I finally made it to Oregon and spent the last four months in Coquille, at the Mountain Homestead Intentional Community. I helped build a recycled concrete(Urbanite) foundation, prepared a new food forest, learned how to live in a dynamic community, took part in a three day search and rescue, baked bread, picked cherries, went to a barn dance, played some great tunes for great people, played naked bocce on my birthday, gathered wild mushrooms from the forest, cared for a beautiful old woman, drank lots of wine, and went to a traditional Native American sweat lodge.

It's been a great year, and this past week in Ashland has been great. Potluck dinners, Farmers markets, driving to the Applegate valley full of small farms. Everywhere I go, people are coming together to make their lives better one step at a time. There is inspiration everywhere and it fills me with such energy and motivation to participate any way I can.

Everybody has the ability to make their world a better place to live in. You don't have to buy a hybrid to change your life. Grow food, please!!! No matter if you live in a house, apartment, wherever, you can grow vegetables and herbs. Talk to your neighbors, please!!! You can build strong relationships and help each other out with almost anything. Support your local community. Your neighbors have skills that you could use. Local businesses, local banks. Go to your local farmers markets, there are really cool people in your area growing delicious foods. Start looking around your town for fruit and nut trees, trust me they're there and many of them never get picked. Local businesses throw out tons of perfectly good food products everyday. Baked goods,dairy products, donuts, etc. Stop buying so much stuff. Ask yourself, do I really need it and how long will it last before I'm forced to buy another one.
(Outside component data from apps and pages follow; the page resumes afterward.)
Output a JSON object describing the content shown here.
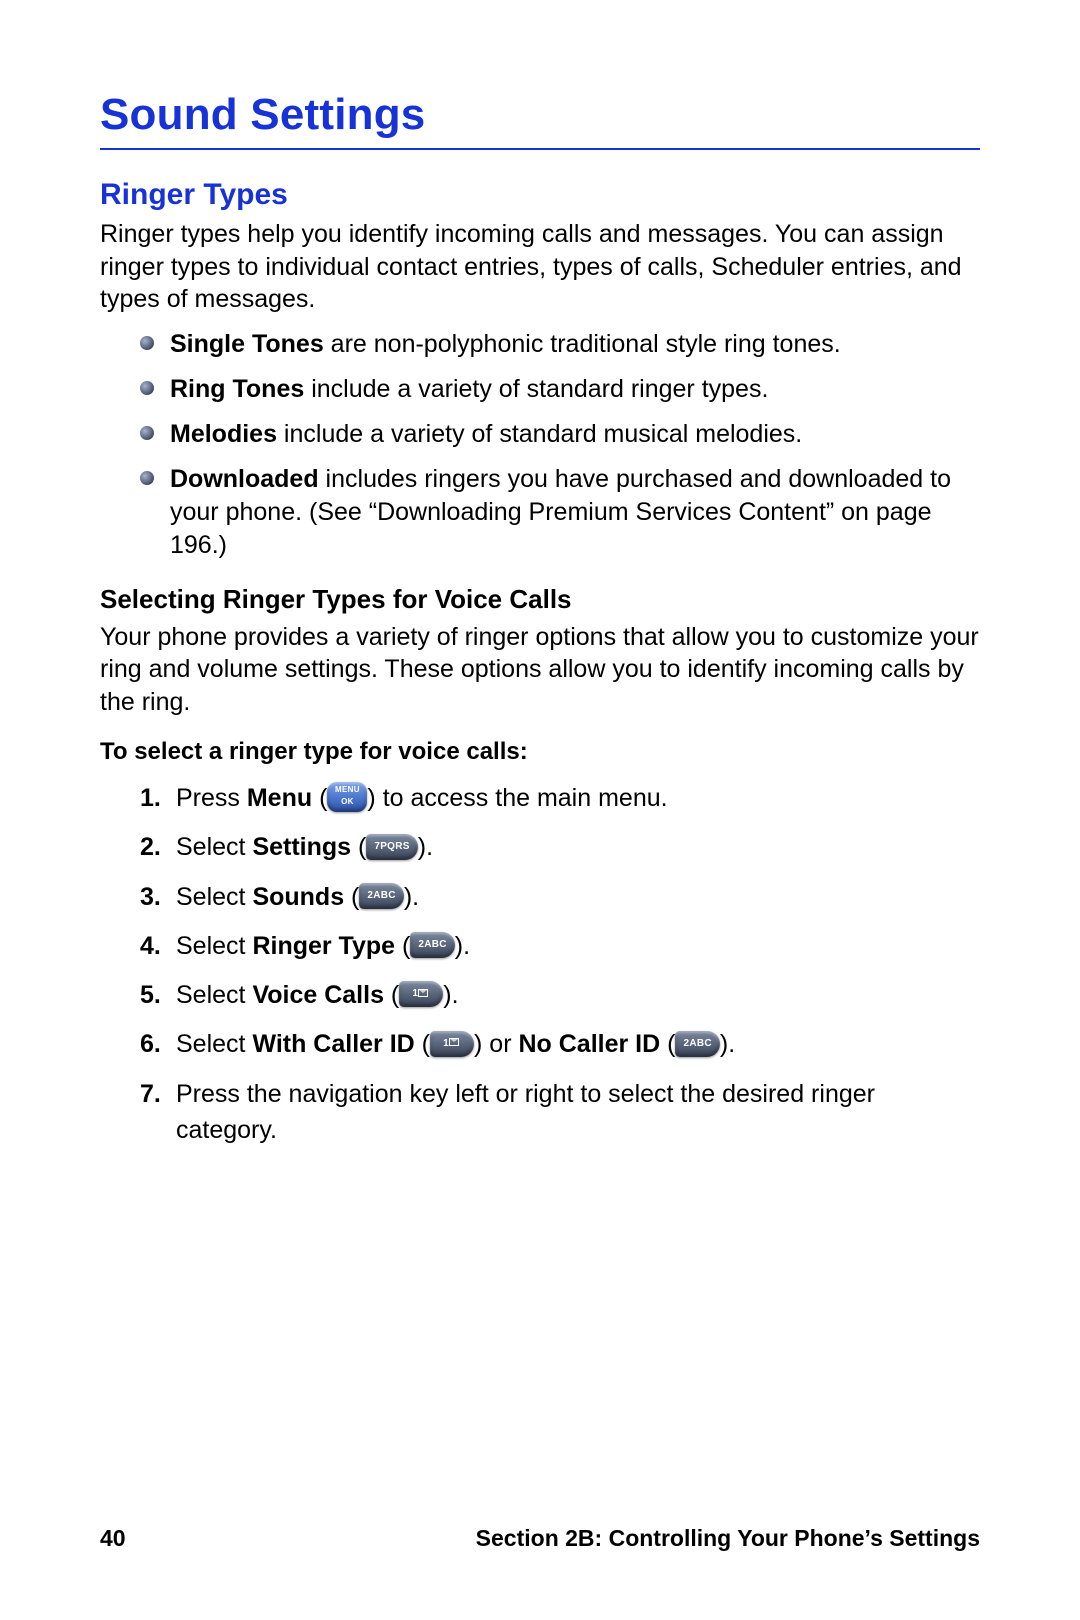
{
  "page_title": "Sound Settings",
  "subhead": "Ringer Types",
  "intro": "Ringer types help you identify incoming calls and messages. You can assign ringer types to individual contact entries, types of calls, Scheduler entries, and types of messages.",
  "bullets": [
    {
      "term": "Single Tones",
      "rest": " are non-polyphonic traditional style ring tones."
    },
    {
      "term": "Ring Tones",
      "rest": " include a variety of standard ringer types."
    },
    {
      "term": "Melodies",
      "rest": " include a variety of standard musical melodies."
    },
    {
      "term": "Downloaded",
      "rest": " includes ringers you have purchased and downloaded to your phone. (See “Downloading Premium Services Content” on page 196.)"
    }
  ],
  "subsub": "Selecting Ringer Types for Voice Calls",
  "subsub_intro": "Your phone provides a variety of ringer options that allow you to customize your ring and volume settings. These options allow you to identify incoming calls by the ring.",
  "lead_in": "To select a ringer type for voice calls:",
  "steps": {
    "s1_pre": "Press ",
    "s1_bold": "Menu",
    "s1_post": " to access the main menu.",
    "s2_pre": "Select ",
    "s2_bold": "Settings",
    "s3_pre": "Select ",
    "s3_bold": "Sounds",
    "s4_pre": "Select ",
    "s4_bold": "Ringer Type",
    "s5_pre": "Select ",
    "s5_bold": "Voice Calls",
    "s6_pre": "Select ",
    "s6_bold1": "With Caller ID",
    "s6_mid": " or ",
    "s6_bold2": "No Caller ID",
    "s7": "Press the navigation key left or right to select the desired ringer category."
  },
  "keys": {
    "menu_l1": "MENU",
    "menu_l2": "OK",
    "k7": "7PQRS",
    "k2": "2ABC",
    "k1": "1"
  },
  "footer": {
    "page_no": "40",
    "section": "Section 2B: Controlling Your Phone’s Settings"
  }
}
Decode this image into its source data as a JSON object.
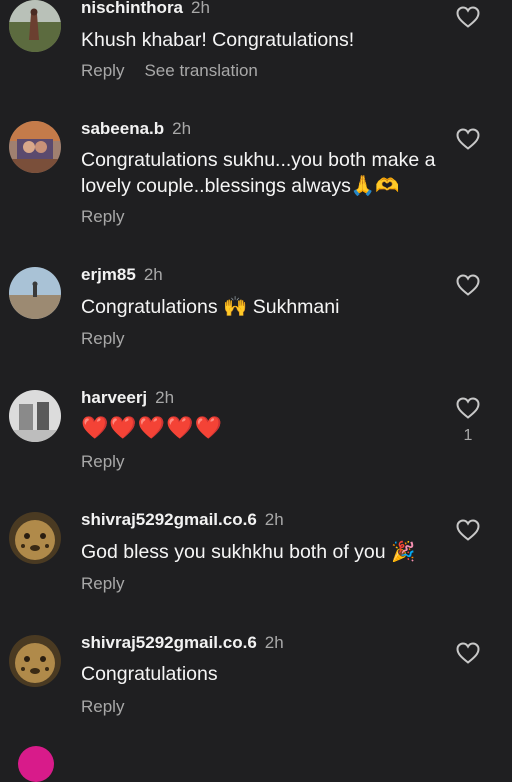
{
  "comments": [
    {
      "username": "nischinthora",
      "time": "2h",
      "text": "Khush khabar! Congratulations!",
      "reply": "Reply",
      "translate": "See translation"
    },
    {
      "username": "sabeena.b",
      "time": "2h",
      "text": "Congratulations sukhu...you both make a lovely couple..blessings always",
      "emoji": "🙏🫶",
      "reply": "Reply"
    },
    {
      "username": "erjm85",
      "time": "2h",
      "text_before": "Congratulations",
      "emoji": "🙌",
      "text_after": "Sukhmani",
      "reply": "Reply"
    },
    {
      "username": "harveerj",
      "time": "2h",
      "text": "❤️❤️❤️❤️❤️",
      "reply": "Reply",
      "likes": "1"
    },
    {
      "username": "shivraj5292gmail.co.6",
      "time": "2h",
      "text": "God bless you sukhkhu both of you",
      "emoji": "🎉",
      "reply": "Reply"
    },
    {
      "username": "shivraj5292gmail.co.6",
      "time": "2h",
      "text": "Congratulations",
      "reply": "Reply"
    }
  ],
  "icons": {
    "like": "heart-outline-icon"
  },
  "colors": {
    "background": "#1f1f21",
    "muted": "#a8a8a8",
    "text": "#f5f5f5"
  }
}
I can't wait to come back to Ashland and start taking my own advice. It's gonna be grand!